[Illustration: Fig. 101]
Suppose, for illustration, we should make such a change in the pallet stone of the entrance pallet; we have increased the angle between the lines k l by (say) one and a half degrees; by so doing we would increase the lock on the exit pallet to three degrees, provided we were working on a basis of one and a half degrees lock; and if we pushed back the exit pallet so as to have the proper degree of lock (one and a half) on it, the tooth which would next engage the entrance pallet would not lock at all, but would strike the pallet on the impulse instead of on the locking face. Again, such a change might cause the jewel pin to strike the horn of the fork, as indicated at the dotted line m, Fig. 99.
Dealing with such and similar abstractions by mental process requires the closest kind of reasoning; and if we attempt to delineate all the complications which follow even such a small change, we will find the job a lengthy one. But with a large model having adjustable parts we provide ourselves with the means for the very best practical solution, and the workman who makes and manipulates such a model will soon master the lever escapement.

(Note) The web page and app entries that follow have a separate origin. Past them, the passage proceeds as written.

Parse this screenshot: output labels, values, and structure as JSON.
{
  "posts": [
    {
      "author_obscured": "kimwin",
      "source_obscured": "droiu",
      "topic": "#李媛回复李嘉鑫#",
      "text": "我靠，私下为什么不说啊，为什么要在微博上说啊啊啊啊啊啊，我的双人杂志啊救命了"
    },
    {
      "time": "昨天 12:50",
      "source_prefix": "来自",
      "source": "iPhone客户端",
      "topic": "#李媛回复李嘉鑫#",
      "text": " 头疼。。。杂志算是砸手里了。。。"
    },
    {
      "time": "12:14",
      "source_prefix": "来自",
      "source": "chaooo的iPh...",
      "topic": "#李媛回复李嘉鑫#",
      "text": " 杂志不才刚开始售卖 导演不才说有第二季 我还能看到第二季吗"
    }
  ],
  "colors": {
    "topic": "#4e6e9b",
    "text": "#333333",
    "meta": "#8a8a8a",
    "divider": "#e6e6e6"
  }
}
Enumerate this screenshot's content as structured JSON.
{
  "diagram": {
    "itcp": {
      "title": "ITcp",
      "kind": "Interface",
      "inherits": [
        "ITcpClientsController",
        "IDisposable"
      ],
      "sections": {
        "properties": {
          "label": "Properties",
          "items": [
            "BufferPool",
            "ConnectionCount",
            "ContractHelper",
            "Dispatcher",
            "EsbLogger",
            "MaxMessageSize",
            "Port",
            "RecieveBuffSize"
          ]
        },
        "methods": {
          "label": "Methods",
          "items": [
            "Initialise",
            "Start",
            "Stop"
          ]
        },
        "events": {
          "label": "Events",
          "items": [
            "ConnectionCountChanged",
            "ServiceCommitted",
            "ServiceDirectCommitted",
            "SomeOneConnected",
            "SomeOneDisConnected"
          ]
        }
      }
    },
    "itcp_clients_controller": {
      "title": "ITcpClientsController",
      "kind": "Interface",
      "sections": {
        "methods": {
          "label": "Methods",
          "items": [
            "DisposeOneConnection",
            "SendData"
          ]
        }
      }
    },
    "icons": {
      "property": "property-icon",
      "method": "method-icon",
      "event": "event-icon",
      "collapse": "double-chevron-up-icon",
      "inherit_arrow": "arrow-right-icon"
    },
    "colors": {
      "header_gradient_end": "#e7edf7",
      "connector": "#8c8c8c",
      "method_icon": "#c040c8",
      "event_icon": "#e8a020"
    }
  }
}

Some years ago a young watchmaker friend of the writer made, at his suggestion, a model of the lever escapement similar to the one described, which he used to “play with,” as he termed it—that is, he would set the fork and pallets (which were adjustable) in all sorts of ways, right ways and wrong ways, so he could watch the results. A favorite pastime was to set every part for the best results, which was determined by the arc of vibration of the balance. By this sort of training he soon reached that degree of proficiency where one could no more puzzle him with a bad lever escapement than you could spoil a meal for him by disarranging his knife, fork and spoon.
Let us, as a practical example, take up the consideration of a short fork. To represent this in our model we take a lever as shown at Fig. 99, with the elongated slot for the pallet staff at g. To facilitate the description we reproduce at Fig. 102 the figure just mentioned, and also employ the same letters of reference. We fancy everybody who has any knowledge of the lever escapement has an idea of exactly what a “short fork” is, and at the same time it would perhaps puzzle them a good deal to explain the difference between a short fork and a roller too small.
[Illustration: Fig. 102]
[Illustration: Fig. 103]